Identities.Address.fromPublicKey(
  "validPublicKey"
);

>>> string

Derive the Address from a WIF

import { Identities } from "@solar-network/crypto";
Identities.Address.fromWIF(
  "validWif"
);

>>> string

Validate an Address

import { Identities } from "@solar-network/crypto";
Identities.Address.validate("validAddress");

>>> boolean

Private Key

As the name implies, private keys and passphrases are to remain private.
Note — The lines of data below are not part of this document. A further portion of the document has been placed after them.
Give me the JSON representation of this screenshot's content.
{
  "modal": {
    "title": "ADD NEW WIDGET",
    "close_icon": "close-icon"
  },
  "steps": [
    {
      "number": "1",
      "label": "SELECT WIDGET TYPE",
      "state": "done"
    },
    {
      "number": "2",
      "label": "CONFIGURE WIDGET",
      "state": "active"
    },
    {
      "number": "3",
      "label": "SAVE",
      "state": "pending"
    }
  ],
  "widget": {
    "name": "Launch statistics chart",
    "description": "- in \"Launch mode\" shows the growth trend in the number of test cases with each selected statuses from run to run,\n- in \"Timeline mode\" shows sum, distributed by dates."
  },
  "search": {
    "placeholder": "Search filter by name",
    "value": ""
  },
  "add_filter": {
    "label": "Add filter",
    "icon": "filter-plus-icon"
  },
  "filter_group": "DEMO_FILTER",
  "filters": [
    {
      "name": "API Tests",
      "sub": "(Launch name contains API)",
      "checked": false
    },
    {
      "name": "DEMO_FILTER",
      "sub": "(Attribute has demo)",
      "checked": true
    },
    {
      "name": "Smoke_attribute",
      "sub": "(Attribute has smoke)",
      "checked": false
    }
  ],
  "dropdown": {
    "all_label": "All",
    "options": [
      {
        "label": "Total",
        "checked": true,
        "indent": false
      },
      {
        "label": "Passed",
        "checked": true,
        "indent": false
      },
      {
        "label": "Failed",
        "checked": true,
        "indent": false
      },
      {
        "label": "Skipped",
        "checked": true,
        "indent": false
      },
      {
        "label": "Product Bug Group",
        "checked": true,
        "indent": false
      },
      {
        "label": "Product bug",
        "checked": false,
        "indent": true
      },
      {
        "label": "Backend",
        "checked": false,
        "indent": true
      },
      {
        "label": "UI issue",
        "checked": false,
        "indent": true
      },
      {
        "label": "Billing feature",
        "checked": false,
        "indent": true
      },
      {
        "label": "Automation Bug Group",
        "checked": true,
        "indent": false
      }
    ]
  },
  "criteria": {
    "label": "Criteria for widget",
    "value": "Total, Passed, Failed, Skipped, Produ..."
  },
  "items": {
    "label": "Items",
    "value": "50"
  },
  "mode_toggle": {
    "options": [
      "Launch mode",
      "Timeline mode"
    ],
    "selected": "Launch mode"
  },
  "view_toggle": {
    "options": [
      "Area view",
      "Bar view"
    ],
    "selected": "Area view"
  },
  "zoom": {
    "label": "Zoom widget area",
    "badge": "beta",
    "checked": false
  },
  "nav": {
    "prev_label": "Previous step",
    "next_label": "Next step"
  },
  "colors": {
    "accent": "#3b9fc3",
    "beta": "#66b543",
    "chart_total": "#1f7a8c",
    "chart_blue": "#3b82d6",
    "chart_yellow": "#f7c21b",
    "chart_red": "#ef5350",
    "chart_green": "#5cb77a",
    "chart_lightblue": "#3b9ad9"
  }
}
Never store these unencrypted and minimise access to these secrets

Derive the Private Key from a Passphrase

import { Identities } from "@solar-network/crypto";
Identities.PrivateKey.fromPassphrase("this is a top secret passphrase");

>>> string

Derive the Private Key from a WIF

import { Identities } from "@solar-network/crypto";
Identities.PrivateKey.fromWIF(
  "validWif"
);

>>> string

Public Key

Public Keys may be freely shared, and are included in transaction objects to validate the authenticity.

Derive the Public Key from a Passphrase

import { Identities } from "@solar-network/crypto";
Identities.PublicKey.fromPassphrase("this is a top secret passphrase");

>>> string

Validate a Public Key

import { Identities } from "@solar-network/crypto";
Identities.PublicKey.verify(
  "validPublicKey"
);

>>> boolean

WIF

The WIF should remain secret, just like your passphrase and private key.

Derive the WIF from a Passphrase

import { Identities } from "@solar-network/crypto";
Identities.WIF.fromPassphrase("this is a top secret passphrase");

>>> string